_THE PROBLEM:_ Every line in the data below that has the word "placeholder" should be returned.

= Beginning of Section =

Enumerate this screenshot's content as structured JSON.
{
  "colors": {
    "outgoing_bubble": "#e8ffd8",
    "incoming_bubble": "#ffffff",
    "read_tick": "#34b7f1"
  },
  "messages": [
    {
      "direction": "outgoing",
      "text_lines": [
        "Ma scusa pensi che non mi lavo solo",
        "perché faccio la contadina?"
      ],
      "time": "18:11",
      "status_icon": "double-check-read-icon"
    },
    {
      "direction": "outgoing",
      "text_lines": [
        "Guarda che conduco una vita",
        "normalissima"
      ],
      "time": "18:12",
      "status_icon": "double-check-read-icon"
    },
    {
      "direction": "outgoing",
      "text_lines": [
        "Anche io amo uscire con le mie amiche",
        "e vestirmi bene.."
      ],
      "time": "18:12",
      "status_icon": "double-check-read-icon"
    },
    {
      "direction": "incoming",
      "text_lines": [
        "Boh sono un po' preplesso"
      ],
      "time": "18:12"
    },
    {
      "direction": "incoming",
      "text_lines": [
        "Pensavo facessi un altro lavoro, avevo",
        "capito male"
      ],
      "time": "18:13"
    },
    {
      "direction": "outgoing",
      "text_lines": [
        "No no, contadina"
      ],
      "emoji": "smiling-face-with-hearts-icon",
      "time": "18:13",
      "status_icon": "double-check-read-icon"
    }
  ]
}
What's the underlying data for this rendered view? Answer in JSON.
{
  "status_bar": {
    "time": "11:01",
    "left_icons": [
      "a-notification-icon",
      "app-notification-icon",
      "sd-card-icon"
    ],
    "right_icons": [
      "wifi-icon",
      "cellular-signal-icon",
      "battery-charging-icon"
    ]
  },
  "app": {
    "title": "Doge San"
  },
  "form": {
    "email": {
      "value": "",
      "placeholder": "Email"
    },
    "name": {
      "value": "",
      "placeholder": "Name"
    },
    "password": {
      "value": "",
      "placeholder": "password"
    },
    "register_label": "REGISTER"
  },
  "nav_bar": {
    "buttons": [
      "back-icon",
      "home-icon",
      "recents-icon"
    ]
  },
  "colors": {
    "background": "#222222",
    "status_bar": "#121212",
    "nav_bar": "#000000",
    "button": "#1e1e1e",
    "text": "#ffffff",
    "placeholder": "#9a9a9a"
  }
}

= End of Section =

_ANSWER BELOW:_
      "placeholder": "Email"
      "placeholder": "Name"
      "placeholder": "password"
    "placeholder": "#9a9a9a"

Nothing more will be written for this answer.